Instead, the government sold off chunks of the railway very cheaply and let in a whole host of private companies that were interested only in short-term profits rather than long-term investment. The only surprise is that it has taken 25 years to work out that it was all a bad idea.
Now the very same political party that broke up British Rail because it was supposedly inefficient, hidebound by tradition and unaccountable, wants to stick Humpty Dumpty back together again. This is back to the future, as emphasised by the choice of logo to be used to portray this new organisation. That will be the famous double arrow invented by the inefficient and unimaginative BR in the 1960s and which has remained the familiar and much loved sign on maps to denote a train station. And all those horrible names like Avanti, Abellio, and Arriva will disappear
There is no doubt that there will be benefits of the new structure. Buying tickets will be made easier because it will be possible to do it through the National Rail Enquiries website, something it was deliberately prevented from doing at privatisation because of the Tories’ emphasis on wanting different providers to compete with each other. Millions will be saved by not having arguments about delays. The chaotic situation in 2018 caused by the lack of coordination between those drawing up the timetables and the company operating the trains will not be repeated. There will be a ’guiding mind’ to think through this type of planning.
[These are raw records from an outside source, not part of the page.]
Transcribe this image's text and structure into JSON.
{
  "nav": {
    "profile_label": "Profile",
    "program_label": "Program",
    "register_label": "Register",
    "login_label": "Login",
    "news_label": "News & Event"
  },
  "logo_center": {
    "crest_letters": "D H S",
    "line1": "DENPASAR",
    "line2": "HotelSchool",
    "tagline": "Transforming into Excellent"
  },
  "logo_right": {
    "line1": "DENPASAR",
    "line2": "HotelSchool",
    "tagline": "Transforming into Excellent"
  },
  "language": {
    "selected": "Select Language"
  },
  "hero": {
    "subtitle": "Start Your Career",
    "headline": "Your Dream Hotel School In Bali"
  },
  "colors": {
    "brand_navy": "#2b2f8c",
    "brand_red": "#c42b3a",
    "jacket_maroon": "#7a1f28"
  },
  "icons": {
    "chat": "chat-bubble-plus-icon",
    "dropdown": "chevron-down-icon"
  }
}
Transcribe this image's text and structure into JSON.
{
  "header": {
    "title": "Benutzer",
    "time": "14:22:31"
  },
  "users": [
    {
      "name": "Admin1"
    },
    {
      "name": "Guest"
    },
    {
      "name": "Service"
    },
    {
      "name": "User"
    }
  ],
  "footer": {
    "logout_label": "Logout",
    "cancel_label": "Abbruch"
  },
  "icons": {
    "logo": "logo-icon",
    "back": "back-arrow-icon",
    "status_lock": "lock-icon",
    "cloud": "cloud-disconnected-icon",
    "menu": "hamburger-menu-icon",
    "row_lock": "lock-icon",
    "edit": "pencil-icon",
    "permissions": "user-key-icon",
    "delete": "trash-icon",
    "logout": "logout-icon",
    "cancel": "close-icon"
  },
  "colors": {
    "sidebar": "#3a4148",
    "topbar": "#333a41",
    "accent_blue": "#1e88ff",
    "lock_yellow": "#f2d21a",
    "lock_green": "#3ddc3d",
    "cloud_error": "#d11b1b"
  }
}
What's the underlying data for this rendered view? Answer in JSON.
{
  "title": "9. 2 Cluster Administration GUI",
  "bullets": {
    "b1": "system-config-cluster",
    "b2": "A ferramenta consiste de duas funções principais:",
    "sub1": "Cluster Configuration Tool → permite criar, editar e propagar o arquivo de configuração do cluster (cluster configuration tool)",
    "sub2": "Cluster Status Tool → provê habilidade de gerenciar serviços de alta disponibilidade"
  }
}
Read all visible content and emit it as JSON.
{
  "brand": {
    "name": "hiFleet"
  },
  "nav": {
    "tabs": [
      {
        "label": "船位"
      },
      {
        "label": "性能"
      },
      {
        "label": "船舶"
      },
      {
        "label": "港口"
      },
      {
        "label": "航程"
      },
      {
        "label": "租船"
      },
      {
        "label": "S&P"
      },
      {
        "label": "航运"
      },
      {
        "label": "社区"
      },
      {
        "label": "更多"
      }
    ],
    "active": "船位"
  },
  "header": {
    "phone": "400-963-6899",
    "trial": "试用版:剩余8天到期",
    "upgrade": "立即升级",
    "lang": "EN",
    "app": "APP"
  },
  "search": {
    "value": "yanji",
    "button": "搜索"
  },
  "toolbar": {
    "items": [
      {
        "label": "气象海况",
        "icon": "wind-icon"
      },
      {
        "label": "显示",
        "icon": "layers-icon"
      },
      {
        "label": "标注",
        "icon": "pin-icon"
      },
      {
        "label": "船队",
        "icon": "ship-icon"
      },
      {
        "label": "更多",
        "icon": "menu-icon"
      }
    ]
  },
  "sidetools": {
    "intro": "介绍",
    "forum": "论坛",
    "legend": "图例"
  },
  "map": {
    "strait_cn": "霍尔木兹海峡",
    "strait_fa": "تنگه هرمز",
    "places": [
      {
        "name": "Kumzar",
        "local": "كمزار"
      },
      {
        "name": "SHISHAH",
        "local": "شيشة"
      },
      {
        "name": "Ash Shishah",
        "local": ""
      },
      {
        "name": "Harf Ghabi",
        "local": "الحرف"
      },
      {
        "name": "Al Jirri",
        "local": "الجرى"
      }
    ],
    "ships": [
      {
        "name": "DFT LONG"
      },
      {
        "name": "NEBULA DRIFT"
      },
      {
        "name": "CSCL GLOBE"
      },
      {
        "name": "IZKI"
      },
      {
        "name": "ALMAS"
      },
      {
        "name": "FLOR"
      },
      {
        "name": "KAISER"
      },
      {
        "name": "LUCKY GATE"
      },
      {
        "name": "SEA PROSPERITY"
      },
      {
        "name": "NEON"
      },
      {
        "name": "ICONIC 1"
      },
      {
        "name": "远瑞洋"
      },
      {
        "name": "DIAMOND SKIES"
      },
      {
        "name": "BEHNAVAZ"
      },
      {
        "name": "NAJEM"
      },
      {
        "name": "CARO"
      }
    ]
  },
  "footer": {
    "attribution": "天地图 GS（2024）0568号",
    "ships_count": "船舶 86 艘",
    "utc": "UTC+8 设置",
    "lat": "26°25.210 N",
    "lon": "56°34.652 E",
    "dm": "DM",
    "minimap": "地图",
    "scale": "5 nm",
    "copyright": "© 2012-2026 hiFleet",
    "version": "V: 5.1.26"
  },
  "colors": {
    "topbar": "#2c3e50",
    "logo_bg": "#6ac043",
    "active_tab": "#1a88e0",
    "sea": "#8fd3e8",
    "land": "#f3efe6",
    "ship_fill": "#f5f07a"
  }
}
Despite all this, ideology still stops us getting the sensible railway passengers deserve. Instead of simply running the trains themselves, Great British Railways will contract out services to private companies, most of which are actually owned by foreign state railways such as the French SNCF and the German Deutsche Bahn. This will add cost and complexity. At the last election, Labour suggested simply renationalising the whole system. This is three-quarters of the way there, but it would have been better to go the whole hog.
What’s the big deal?
The biggest change is that the system of franchising has been abolished. No longer will private companies keep the money from fares in return for having bid to run parts of the railway. Instead, they will be paid a set percentage, around 2 per cent, for operating the service but the fares income will be handed over to the government. The new system has been made necessary because of the drop in passenger numbers during the pandemic.
Is Great British Railways simply the old BR under another name
Not quite. BR owned and ran the whole system from engineering and maintenance to operating the trains and ticketing. Some aspects, such as manufacture and ownership of the rolling stock and major trackwork, have been privatised and the operation of the trains will be contracted out. However, decisions on investment and future strategy of the industry will be made by the new organisation, as they were by BR.
Will fares be cheaper?
Unlikely. There will be slightly more flexible arrangements for people choosing to travel to work only two or three days per week, but overall fares will probably continue to rise by the level of inflation or more as they have done for years. It will, though, be easier to buy tickets through the National Rail Enquiries website.
Will people notice any difference?
Yes. The trains will be branded as Great British Railways and there should be much better coordination between the different parts of the network, making it easier to buy tickets and register complaints.